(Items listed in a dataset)
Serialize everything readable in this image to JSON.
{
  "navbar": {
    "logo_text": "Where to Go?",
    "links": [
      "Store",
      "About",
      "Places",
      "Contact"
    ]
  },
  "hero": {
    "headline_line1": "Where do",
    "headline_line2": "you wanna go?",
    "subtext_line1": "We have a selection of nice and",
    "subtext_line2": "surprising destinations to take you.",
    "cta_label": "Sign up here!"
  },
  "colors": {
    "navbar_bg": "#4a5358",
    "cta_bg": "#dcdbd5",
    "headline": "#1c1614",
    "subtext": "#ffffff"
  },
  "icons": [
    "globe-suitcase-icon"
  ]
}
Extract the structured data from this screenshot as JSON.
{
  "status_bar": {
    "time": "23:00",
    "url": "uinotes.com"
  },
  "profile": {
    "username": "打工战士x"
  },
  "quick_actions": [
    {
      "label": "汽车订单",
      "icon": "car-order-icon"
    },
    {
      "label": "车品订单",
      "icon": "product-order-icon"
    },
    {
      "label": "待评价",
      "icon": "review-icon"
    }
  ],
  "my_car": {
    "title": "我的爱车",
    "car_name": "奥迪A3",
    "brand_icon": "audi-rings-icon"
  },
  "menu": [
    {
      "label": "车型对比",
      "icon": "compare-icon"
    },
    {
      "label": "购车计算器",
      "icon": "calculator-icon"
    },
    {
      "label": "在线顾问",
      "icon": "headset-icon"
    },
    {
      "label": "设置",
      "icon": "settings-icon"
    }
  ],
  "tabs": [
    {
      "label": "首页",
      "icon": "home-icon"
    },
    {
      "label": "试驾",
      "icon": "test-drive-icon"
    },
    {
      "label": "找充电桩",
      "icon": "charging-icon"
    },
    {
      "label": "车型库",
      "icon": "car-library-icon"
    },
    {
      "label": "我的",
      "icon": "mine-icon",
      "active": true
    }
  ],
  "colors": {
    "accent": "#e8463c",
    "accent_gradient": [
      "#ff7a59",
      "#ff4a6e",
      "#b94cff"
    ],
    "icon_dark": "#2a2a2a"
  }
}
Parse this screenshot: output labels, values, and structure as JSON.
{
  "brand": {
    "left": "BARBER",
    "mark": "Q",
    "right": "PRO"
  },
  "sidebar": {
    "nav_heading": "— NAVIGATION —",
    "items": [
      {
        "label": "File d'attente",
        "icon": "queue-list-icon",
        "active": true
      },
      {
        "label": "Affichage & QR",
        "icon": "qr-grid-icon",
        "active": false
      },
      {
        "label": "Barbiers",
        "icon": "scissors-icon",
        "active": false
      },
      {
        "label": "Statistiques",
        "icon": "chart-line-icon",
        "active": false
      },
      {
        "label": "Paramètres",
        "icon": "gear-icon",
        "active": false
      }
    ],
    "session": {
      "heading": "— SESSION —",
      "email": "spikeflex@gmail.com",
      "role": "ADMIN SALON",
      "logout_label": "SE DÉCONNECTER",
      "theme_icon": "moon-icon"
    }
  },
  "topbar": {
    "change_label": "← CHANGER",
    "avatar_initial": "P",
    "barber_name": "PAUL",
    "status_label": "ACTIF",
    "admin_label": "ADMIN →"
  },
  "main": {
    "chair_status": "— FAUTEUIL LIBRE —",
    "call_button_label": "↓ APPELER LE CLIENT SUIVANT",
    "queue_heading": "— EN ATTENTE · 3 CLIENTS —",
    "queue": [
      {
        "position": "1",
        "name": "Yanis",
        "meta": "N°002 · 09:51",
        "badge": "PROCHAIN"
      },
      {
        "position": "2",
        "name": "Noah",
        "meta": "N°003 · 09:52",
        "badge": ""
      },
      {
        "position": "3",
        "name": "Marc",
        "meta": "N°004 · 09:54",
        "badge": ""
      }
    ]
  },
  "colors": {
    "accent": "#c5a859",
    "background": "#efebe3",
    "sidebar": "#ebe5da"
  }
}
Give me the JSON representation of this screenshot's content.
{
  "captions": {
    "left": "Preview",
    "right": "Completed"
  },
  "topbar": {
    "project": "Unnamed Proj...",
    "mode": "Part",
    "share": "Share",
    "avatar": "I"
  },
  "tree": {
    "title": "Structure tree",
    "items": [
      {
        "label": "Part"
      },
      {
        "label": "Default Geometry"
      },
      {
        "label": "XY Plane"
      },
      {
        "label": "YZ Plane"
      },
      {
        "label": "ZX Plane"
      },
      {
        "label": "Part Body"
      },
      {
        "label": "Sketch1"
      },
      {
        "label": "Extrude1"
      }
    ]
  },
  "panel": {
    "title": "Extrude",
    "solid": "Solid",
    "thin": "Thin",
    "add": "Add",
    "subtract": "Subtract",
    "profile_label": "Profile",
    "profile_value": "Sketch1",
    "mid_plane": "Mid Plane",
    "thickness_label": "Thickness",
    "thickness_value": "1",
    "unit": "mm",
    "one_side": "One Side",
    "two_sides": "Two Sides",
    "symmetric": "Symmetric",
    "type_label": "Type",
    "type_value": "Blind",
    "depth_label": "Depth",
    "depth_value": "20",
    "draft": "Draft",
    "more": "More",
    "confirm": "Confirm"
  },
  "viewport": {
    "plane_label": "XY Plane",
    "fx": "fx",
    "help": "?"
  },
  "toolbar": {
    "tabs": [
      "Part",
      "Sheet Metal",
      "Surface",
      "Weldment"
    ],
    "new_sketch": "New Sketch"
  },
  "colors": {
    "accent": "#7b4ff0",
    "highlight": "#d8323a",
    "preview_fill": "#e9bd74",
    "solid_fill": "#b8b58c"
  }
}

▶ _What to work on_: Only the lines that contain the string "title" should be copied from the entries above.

▶ _Solution for this exercise_:
    "title": "我的爱车",
    "title": "Structure tree",
    "title": "Extrude",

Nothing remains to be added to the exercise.